If occupational injury rates are on a downward trend, that’s good news, right? Well, yes and no – while minor and less severe injuries may be on the decline, serious and fatal injuries are not following suit. According to Colin Duncan, CEO of BST, a company that helps organizations improve their workplace safety performance, EHS professionals must start looking at fatalities and serious injuries differently.
“When we see a statistic that workplace fatalities are not going down at the rate that injuries are, we need to understand why,” Duncan said during the Oct. 23 occupational keynote at the National Safety Council (NSC) Congress and Expo in Orlando, Fla. “We need to accept that the things that lead to serious injuries and fatalities are not necessarily the same things we’ll see for non-serious injuries and fatalities.”
Last year, BST released a white paper suggesting that reducing minor injuries and illnesses may not translate to a reduced potential for fatalities or serious injuries.
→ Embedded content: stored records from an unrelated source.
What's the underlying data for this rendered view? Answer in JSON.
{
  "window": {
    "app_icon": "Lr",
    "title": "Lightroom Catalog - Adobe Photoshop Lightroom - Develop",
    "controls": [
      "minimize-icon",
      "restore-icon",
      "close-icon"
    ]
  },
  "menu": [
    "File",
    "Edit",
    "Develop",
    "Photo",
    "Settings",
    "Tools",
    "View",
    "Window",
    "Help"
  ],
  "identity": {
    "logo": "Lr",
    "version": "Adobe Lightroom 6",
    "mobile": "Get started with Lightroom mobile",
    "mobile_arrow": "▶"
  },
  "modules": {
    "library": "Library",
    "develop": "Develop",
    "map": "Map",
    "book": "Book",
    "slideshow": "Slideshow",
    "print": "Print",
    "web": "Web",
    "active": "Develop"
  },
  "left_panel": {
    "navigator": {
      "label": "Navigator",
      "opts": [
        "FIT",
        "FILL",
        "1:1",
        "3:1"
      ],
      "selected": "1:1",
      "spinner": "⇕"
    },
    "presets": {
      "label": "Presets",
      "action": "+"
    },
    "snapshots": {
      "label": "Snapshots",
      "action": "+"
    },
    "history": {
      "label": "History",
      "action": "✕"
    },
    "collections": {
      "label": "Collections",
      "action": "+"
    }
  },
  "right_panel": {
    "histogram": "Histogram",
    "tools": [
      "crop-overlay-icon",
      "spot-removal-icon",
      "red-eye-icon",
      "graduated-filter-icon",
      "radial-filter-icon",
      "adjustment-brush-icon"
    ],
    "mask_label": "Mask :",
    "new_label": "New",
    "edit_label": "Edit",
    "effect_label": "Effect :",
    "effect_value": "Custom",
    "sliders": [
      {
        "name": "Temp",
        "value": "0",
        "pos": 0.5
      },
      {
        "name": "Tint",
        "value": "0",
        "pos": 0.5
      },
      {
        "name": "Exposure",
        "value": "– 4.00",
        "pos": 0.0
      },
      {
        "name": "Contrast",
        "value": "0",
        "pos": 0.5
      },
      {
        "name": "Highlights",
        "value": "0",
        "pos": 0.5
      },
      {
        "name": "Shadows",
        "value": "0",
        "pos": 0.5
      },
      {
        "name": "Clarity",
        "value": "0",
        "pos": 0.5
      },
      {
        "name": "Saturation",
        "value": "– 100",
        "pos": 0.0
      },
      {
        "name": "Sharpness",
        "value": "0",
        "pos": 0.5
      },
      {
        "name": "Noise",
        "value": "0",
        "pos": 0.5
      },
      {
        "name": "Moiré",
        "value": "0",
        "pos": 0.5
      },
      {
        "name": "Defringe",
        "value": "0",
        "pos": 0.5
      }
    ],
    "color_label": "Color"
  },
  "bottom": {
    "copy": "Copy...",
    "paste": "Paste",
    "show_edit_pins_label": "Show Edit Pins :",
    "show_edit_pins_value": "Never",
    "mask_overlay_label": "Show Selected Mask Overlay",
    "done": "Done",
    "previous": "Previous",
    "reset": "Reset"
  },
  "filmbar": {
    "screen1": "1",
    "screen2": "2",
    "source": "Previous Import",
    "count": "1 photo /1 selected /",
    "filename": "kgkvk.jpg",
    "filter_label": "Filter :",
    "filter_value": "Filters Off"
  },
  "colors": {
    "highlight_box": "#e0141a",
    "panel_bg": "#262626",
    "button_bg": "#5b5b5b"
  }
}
Duncan followed up on that research during his presentation at NSC, where he encouraged EHS professionals to focus the underlying causes and influencing factors that specifically surround serious incidents and fatalities.
Catastrophe and Culture
“Despite the remarkable progress in the way we use technology in the workplace, we continue to see process failures and catastrophic events,” Duncan told NSC attendees. “One thing we see consistently, when we look at major catastrophic events, is a common theme: There well may have been technical failures [leading up to the incident], but they were characterized by culture.”
For example, Duncan pointed out, virtually every catastrophic occupational tragedy in the last 25 years – from the Deepwater Horizon explosion to the BP Texas City blast to the Upper Big Branch mining disaster to the Bhopal chemical release – exhibited culture and leadership as root causes.
“We want to create an aggregate measure that allows us to track fatalities, serious injuries and any recordable that has the potential to be a serious injury or fatality,” Duncan said.
This new approach to fatality and serious injury prevention would:
- Accept that serious injuries and fatalities and more minor events do not share the same causes.
- Focus on precursor events that lead to serious injuries and fatalities.
- Create a new aggregate measure for serious injuries and fatalities.
- Educate senior leaders on this paradigm.
- Recalibrate existing safety management systems.
- Change how we use incident investigation.
- Make learning the most visible aspect of process.
“We need to understand the process risks,” Duncan explained. “In almost every instance, there were weak signals that predated the explosion ... So we need to create an environment where leaders consistently create culture that’s enthusiastic about reporting.”